● **WHAT YOU WILL DO**:
Show each line from the records below in which the word "active" occurs.

● **MATERIAL FOR THIS EXERCISE**:
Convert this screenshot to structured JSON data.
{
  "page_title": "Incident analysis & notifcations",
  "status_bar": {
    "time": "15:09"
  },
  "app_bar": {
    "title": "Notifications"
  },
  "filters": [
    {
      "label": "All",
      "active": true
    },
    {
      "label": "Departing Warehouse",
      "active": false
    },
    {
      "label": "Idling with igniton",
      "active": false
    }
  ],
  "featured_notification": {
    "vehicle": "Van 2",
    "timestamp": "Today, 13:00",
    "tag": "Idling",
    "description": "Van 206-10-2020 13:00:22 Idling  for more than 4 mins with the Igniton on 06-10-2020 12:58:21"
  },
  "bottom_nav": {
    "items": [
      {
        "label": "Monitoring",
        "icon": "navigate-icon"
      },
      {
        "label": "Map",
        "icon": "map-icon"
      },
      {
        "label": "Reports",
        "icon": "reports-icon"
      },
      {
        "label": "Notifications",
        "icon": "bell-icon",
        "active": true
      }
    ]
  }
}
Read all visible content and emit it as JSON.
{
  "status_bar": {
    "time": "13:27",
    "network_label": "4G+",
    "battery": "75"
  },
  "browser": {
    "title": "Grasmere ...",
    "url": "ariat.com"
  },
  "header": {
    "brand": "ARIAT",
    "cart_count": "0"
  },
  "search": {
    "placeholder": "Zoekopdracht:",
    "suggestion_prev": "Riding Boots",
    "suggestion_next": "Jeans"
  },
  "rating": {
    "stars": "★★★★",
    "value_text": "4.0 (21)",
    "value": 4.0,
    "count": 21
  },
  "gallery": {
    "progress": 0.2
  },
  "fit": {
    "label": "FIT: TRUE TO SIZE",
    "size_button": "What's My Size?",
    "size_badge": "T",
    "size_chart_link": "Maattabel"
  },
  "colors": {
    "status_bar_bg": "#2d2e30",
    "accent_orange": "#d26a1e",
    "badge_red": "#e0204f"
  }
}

● **SOLUTION FOR THIS PROBLEM**:
      "active": true
      "active": false
      "active": false
        "active": true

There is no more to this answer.